You can't be a pilot without also being good at math. Numbers, numbers, numbers.

Pilots worry about how much weight an aircraft can carry, how long a runway it needs to take off and land, how far it can fly and how fast it can fly.

For instance, let's look at weight. The weight of an aircraft is the total of:

1. Plane (operational weight empty, includes pilot)
2. Fuel (usable fuel & reserve fuel)

The plane I flew on this weekend was a CRJ700 regional jet.

1. Plane Empty = 43,500 lbs
2. Maximum Fuel = 19,500 lbs
3. Maximum Payload with full fuel = 10,500 lbs or with less fuel = 18,800 lbs
4. Maximum Take-off Weight = 72,750 lbs

Maximum Take-Off Weight = Plane Empty + Fuel + Payload.

Notice that Fuel and Payload are variables we can adjust to stay under the Maximum Take-Off Weight.
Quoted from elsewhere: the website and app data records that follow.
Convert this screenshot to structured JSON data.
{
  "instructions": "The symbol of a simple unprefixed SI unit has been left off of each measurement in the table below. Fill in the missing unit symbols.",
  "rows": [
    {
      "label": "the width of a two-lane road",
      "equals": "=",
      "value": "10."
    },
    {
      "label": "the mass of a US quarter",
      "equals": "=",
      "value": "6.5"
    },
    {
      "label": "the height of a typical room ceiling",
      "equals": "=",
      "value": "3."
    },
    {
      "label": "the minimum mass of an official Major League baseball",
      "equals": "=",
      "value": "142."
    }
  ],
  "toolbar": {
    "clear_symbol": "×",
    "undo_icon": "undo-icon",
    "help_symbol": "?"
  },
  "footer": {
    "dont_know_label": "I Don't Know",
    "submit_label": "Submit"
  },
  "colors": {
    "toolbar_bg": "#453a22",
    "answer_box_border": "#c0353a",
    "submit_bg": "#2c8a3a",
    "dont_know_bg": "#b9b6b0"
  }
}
Now that we know this - we can ask "How many passengers can this plane carry?"

The FAA tells us to use these weights:
• Women 179-184 lbs. (including clothes & carry-on)
• Men 200-205 lbs. (including clothes & carry-on)
• Checked bag 30 lbs.
Let's assume equal numbers of men and women, with one bag per person. How many can we carry and still stay under Maximum Take-Off Weight? Here's one way to find the answer:
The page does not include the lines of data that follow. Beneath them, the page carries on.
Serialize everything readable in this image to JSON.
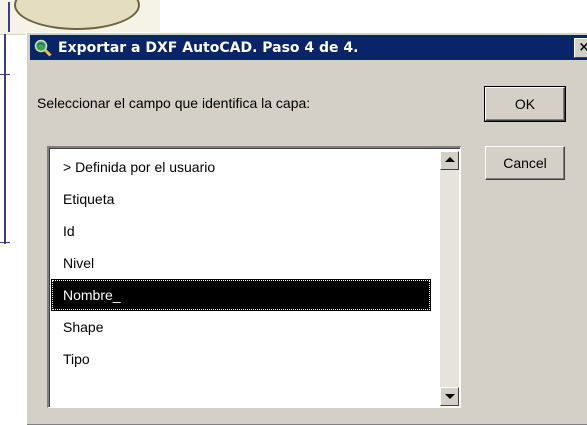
{
  "dialog": {
    "title": "Exportar a DXF AutoCAD. Paso 4 de 4.",
    "close_label": "×",
    "prompt": "Seleccionar el campo que identifica la capa:",
    "ok_label": "OK",
    "cancel_label": "Cancel"
  },
  "list": {
    "items": [
      {
        "label": "> Definida por el usuario"
      },
      {
        "label": "Etiqueta"
      },
      {
        "label": "Id"
      },
      {
        "label": "Nivel"
      },
      {
        "label": "Nombre_"
      },
      {
        "label": "Shape"
      },
      {
        "label": "Tipo"
      }
    ],
    "selected_index": 4
  },
  "icons": {
    "app": "magnifier-globe-icon",
    "close": "close-icon",
    "scroll_up": "arrow-up-icon",
    "scroll_down": "arrow-down-icon"
  },
  "colors": {
    "titlebar": "#0a246a",
    "dialog_bg": "#d4d0c8",
    "selection": "#000000"
  }
}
180 + 200 = 380 ÷ 2 = average 190 lbs per person then add 30 for a bag to get 220 lbs.

Maximum payload of 18,800 ÷ 220 = 85 people.
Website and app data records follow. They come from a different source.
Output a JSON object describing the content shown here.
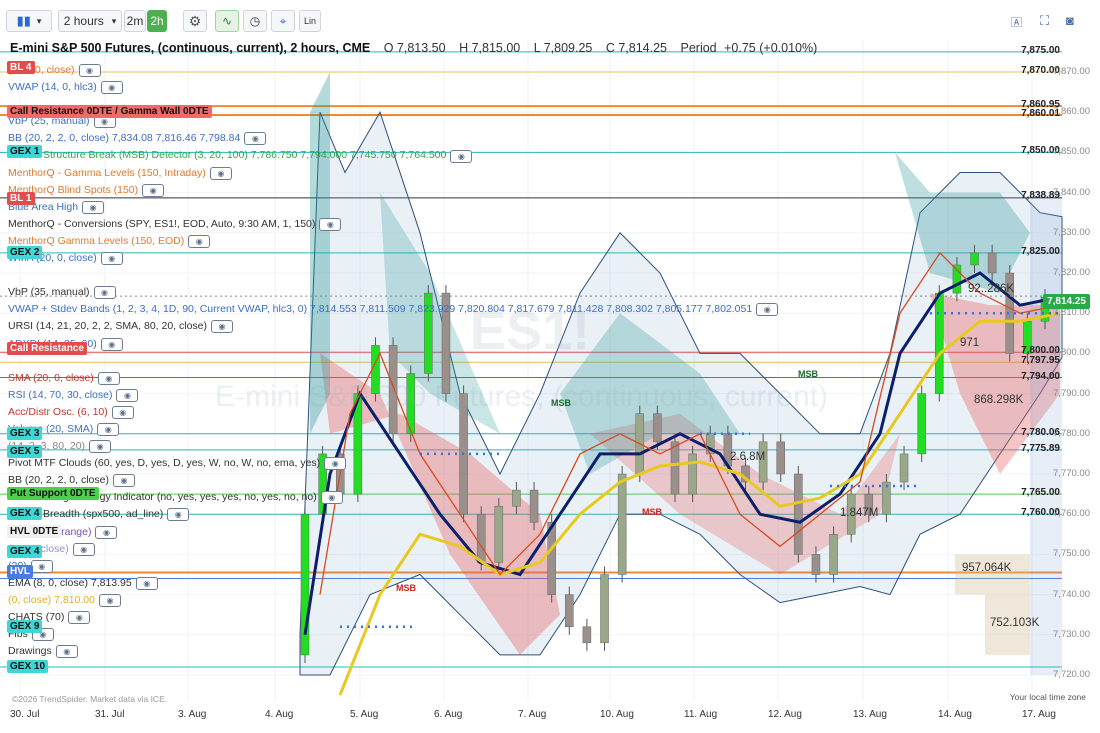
{
  "toolbar": {
    "interval_value": "2 hours",
    "interval_2m": "2m",
    "interval_2h": "2h",
    "lin_label": "Lin"
  },
  "header": {
    "title": "E-mini S&P 500 Futures, (continuous, current), 2 hours, CME",
    "open": "O 7,813.50",
    "high": "H 7,815.00",
    "low": "L 7,809.25",
    "close": "C 7,814.25",
    "period": "Period",
    "change": "+0.75 (+0.010%)"
  },
  "legend": [
    {
      "text": "(200, 0, close)",
      "color": "#e07a30"
    },
    {
      "text": "VWAP (14, 0, hlc3)",
      "color": "#3d6fc4"
    },
    {
      "text": "",
      "color": "#333"
    },
    {
      "text": "VbP (25, manual)",
      "color": "#3d6fc4"
    },
    {
      "text": "BB (20, 2, 2, 0, close)  7,834.08  7,816.46  7,798.84",
      "color": "#3d6fc4"
    },
    {
      "text": "Market Structure Break (MSB) Detector (3, 20, 100)  7,786.750  7,794.000  7,745.750  7,764.500",
      "color": "#2da84a"
    },
    {
      "text": "MenthorQ - Gamma Levels (150, Intraday)",
      "color": "#e07a30"
    },
    {
      "text": "MenthorQ Blind Spots (150)",
      "color": "#e07a30"
    },
    {
      "text": "Blue Area High",
      "color": "#3d6fc4"
    },
    {
      "text": "MenthorQ - Conversions (SPY, ES1!, EOD, Auto, 9:30 AM, 1, 150)",
      "color": "#333"
    },
    {
      "text": "MenthorQ Gamma Levels (150, EOD)",
      "color": "#e07a30"
    },
    {
      "text": "WMA (20, 0, close)",
      "color": "#3d6fc4"
    },
    {
      "text": "",
      "color": "#333"
    },
    {
      "text": "VbP (35, manual)",
      "color": "#333"
    },
    {
      "text": "VWAP + Stdev Bands (1, 2, 3, 4, 1D, 90, Current VWAP, hlc3, 0)  7,814.553  7,811.509  7,823.929  7,820.804  7,817.679  7,811.428  7,808.302  7,805.177  7,802.051",
      "color": "#3d6fc4"
    },
    {
      "text": "URSI (14, 21, 20, 2, 2, SMA, 80, 20, close)",
      "color": "#333"
    },
    {
      "text": "ADXDI (14, 35, 20)",
      "color": "#3d6fc4"
    },
    {
      "text": "",
      "color": "#333"
    },
    {
      "text": "SMA (20, 0, close)",
      "color": "#c0392b"
    },
    {
      "text": "RSI (14, 70, 30, close)",
      "color": "#3d6fc4"
    },
    {
      "text": "Acc/Distr Osc. (6, 10)",
      "color": "#c0392b"
    },
    {
      "text": "Volume (20, SMA)",
      "color": "#3d6fc4"
    },
    {
      "text": "(14, 3, 3, 80, 20)",
      "color": "#888"
    },
    {
      "text": "Pivot MTF Clouds (60, yes, D, yes, D, yes, W, no, W, no, ema, yes)",
      "color": "#333"
    },
    {
      "text": "BB (20, 2, 2, 0, close)",
      "color": "#333"
    },
    {
      "text": "ORB Trading Strategy Indicator (no, yes, yes, yes, no, yes, no, no)",
      "color": "#333"
    },
    {
      "text": "Market Breadth (spx500, ad_line)",
      "color": "#333"
    },
    {
      "text": "(25, visible range)",
      "color": "#7b4fbf"
    },
    {
      "text": "(26, 9, close)",
      "color": "#9b8fd0"
    },
    {
      "text": "(20)",
      "color": "#3d6fc4"
    },
    {
      "text": "EMA (8, 0, close)  7,813.95",
      "color": "#333"
    },
    {
      "text": "(0, close)  7,810.00",
      "color": "#e0b020"
    },
    {
      "text": "CHATS (70)",
      "color": "#333"
    },
    {
      "text": "Fibs",
      "color": "#333"
    },
    {
      "text": "Drawings",
      "color": "#333"
    }
  ],
  "tags": [
    {
      "text": "BL 4",
      "bg": "#e34c4c",
      "color": "#fff",
      "price": 7871
    },
    {
      "text": "Call Resistance 0DTE / Gamma Wall 0DTE",
      "bg": "#f06a6a",
      "color": "#111",
      "price": 7860
    },
    {
      "text": "GEX 1",
      "bg": "#3fd6d6",
      "color": "#111",
      "price": 7850
    },
    {
      "text": "BL 1",
      "bg": "#e34c4c",
      "color": "#fff",
      "price": 7838.5
    },
    {
      "text": "GEX 2",
      "bg": "#3fd6d6",
      "color": "#111",
      "price": 7825
    },
    {
      "text": "Call Resistance",
      "bg": "#e34c4c",
      "color": "#fff",
      "price": 7801
    },
    {
      "text": "GEX 3",
      "bg": "#3fd6d6",
      "color": "#111",
      "price": 7780
    },
    {
      "text": "GEX 5",
      "bg": "#3fd6d6",
      "color": "#111",
      "price": 7775.5
    },
    {
      "text": "Put Support 0DTE",
      "bg": "#4cd04c",
      "color": "#111",
      "price": 7765
    },
    {
      "text": "GEX 4",
      "bg": "#3fd6d6",
      "color": "#111",
      "price": 7760
    },
    {
      "text": "HVL 0DTE",
      "bg": "#f0f0f0",
      "color": "#111",
      "price": 7755.5
    },
    {
      "text": "GEX 4",
      "bg": "#3fd6d6",
      "color": "#111",
      "price": 7750.5
    },
    {
      "text": "HVL",
      "bg": "#4a7adb",
      "color": "#fff",
      "price": 7745.5
    },
    {
      "text": "GEX 9",
      "bg": "#3fd6d6",
      "color": "#111",
      "price": 7732
    },
    {
      "text": "GEX 10",
      "bg": "#3fd6d6",
      "color": "#111",
      "price": 7722
    }
  ],
  "price_labels": [
    {
      "text": "7,875.00",
      "price": 7875
    },
    {
      "text": "7,870.00",
      "price": 7870
    },
    {
      "text": "7,860.95",
      "price": 7861.5
    },
    {
      "text": "7,860.01",
      "price": 7859.3
    },
    {
      "text": "7,850.00",
      "price": 7850
    },
    {
      "text": "7,838.89",
      "price": 7838.9
    },
    {
      "text": "7,825.00",
      "price": 7825
    },
    {
      "text": "7,800.00",
      "price": 7800.3
    },
    {
      "text": "7,797.95",
      "price": 7797.8
    },
    {
      "text": "7,794.00",
      "price": 7794
    },
    {
      "text": "7,780.06",
      "price": 7780
    },
    {
      "text": "7,775.89",
      "price": 7776
    },
    {
      "text": "7,765.00",
      "price": 7765
    },
    {
      "text": "7,760.00",
      "price": 7760
    }
  ],
  "current_price": "7,814.25",
  "price_ticks": [
    "7,870.00",
    "7,860.00",
    "7,850.00",
    "7,840.00",
    "7,830.00",
    "7,820.00",
    "7,810.00",
    "7,800.00",
    "7,790.00",
    "7,780.00",
    "7,770.00",
    "7,760.00",
    "7,750.00",
    "7,740.00",
    "7,730.00",
    "7,720.00"
  ],
  "x_labels": [
    "30. Jul",
    "31. Jul",
    "3. Aug",
    "4. Aug",
    "5. Aug",
    "6. Aug",
    "7. Aug",
    "10. Aug",
    "11. Aug",
    "12. Aug",
    "13. Aug",
    "14. Aug",
    "17. Aug"
  ],
  "annotations": {
    "msb": "MSB",
    "vol1": "868.298K",
    "vol2": "957.064K",
    "vol3": "752.103K",
    "vol4": "2.6.8M",
    "vol5": "1.847M",
    "vol6": "92..286K",
    "vol7": "971"
  },
  "watermark": {
    "symbol": "ES1!",
    "name": "E-mini S&P 500 Futures, (continuous, current)"
  },
  "footer": {
    "copyright": "©2026 TrendSpider. Market data via ICE.",
    "timezone": "Your local time zone"
  },
  "chart_data": {
    "type": "candlestick",
    "title": "E-mini S&P 500 Futures, (continuous, current), 2 hours, CME",
    "ylim": [
      7715,
      7878
    ],
    "x_categories": [
      "30. Jul",
      "31. Jul",
      "3. Aug",
      "4. Aug",
      "5. Aug",
      "6. Aug",
      "7. Aug",
      "10. Aug",
      "11. Aug",
      "12. Aug",
      "13. Aug",
      "14. Aug",
      "17. Aug"
    ],
    "candles": [
      {
        "o": 7725,
        "c": 7760,
        "bull": true
      },
      {
        "o": 7760,
        "c": 7775,
        "bull": true
      },
      {
        "o": 7775,
        "c": 7765,
        "bull": false
      },
      {
        "o": 7765,
        "c": 7790,
        "bull": true
      },
      {
        "o": 7790,
        "c": 7802,
        "bull": true
      },
      {
        "o": 7802,
        "c": 7780,
        "bull": false
      },
      {
        "o": 7780,
        "c": 7795,
        "bull": true
      },
      {
        "o": 7795,
        "c": 7815,
        "bull": true
      },
      {
        "o": 7815,
        "c": 7790,
        "bull": false
      },
      {
        "o": 7790,
        "c": 7760,
        "bull": false
      },
      {
        "o": 7760,
        "c": 7748,
        "bull": false
      },
      {
        "o": 7748,
        "c": 7762,
        "bull": true
      },
      {
        "o": 7762,
        "c": 7766,
        "bull": true
      },
      {
        "o": 7766,
        "c": 7758,
        "bull": false
      },
      {
        "o": 7758,
        "c": 7740,
        "bull": false
      },
      {
        "o": 7740,
        "c": 7732,
        "bull": false
      },
      {
        "o": 7732,
        "c": 7728,
        "bull": false
      },
      {
        "o": 7728,
        "c": 7745,
        "bull": true
      },
      {
        "o": 7745,
        "c": 7770,
        "bull": true
      },
      {
        "o": 7770,
        "c": 7785,
        "bull": true
      },
      {
        "o": 7785,
        "c": 7778,
        "bull": false
      },
      {
        "o": 7778,
        "c": 7765,
        "bull": false
      },
      {
        "o": 7765,
        "c": 7775,
        "bull": true
      },
      {
        "o": 7775,
        "c": 7780,
        "bull": true
      },
      {
        "o": 7780,
        "c": 7772,
        "bull": false
      },
      {
        "o": 7772,
        "c": 7768,
        "bull": false
      },
      {
        "o": 7768,
        "c": 7778,
        "bull": true
      },
      {
        "o": 7778,
        "c": 7770,
        "bull": false
      },
      {
        "o": 7770,
        "c": 7750,
        "bull": false
      },
      {
        "o": 7750,
        "c": 7745,
        "bull": false
      },
      {
        "o": 7745,
        "c": 7755,
        "bull": true
      },
      {
        "o": 7755,
        "c": 7765,
        "bull": true
      },
      {
        "o": 7765,
        "c": 7760,
        "bull": false
      },
      {
        "o": 7760,
        "c": 7768,
        "bull": true
      },
      {
        "o": 7768,
        "c": 7775,
        "bull": true
      },
      {
        "o": 7775,
        "c": 7790,
        "bull": true
      },
      {
        "o": 7790,
        "c": 7815,
        "bull": true
      },
      {
        "o": 7815,
        "c": 7822,
        "bull": true
      },
      {
        "o": 7822,
        "c": 7825,
        "bull": true
      },
      {
        "o": 7825,
        "c": 7820,
        "bull": false
      },
      {
        "o": 7820,
        "c": 7800,
        "bull": false
      },
      {
        "o": 7800,
        "c": 7808,
        "bull": true
      },
      {
        "o": 7808,
        "c": 7814,
        "bull": true
      }
    ],
    "grid": true
  }
}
Since this plane seats 70 plus a crew of 4, it looks like we have a bit of excess capacity. Of course flight distances can be limited if we can't carry a full load of fuel. And we have to consider that
• If we have bad weather or delays we need more fuel so we can't carry as much payload.
• If the weather is hot we need more runway to take off or less payload.
• If the airport is above sea level it also means more runway or less load.
Let's stop there. Whew! Math can be hard mental work.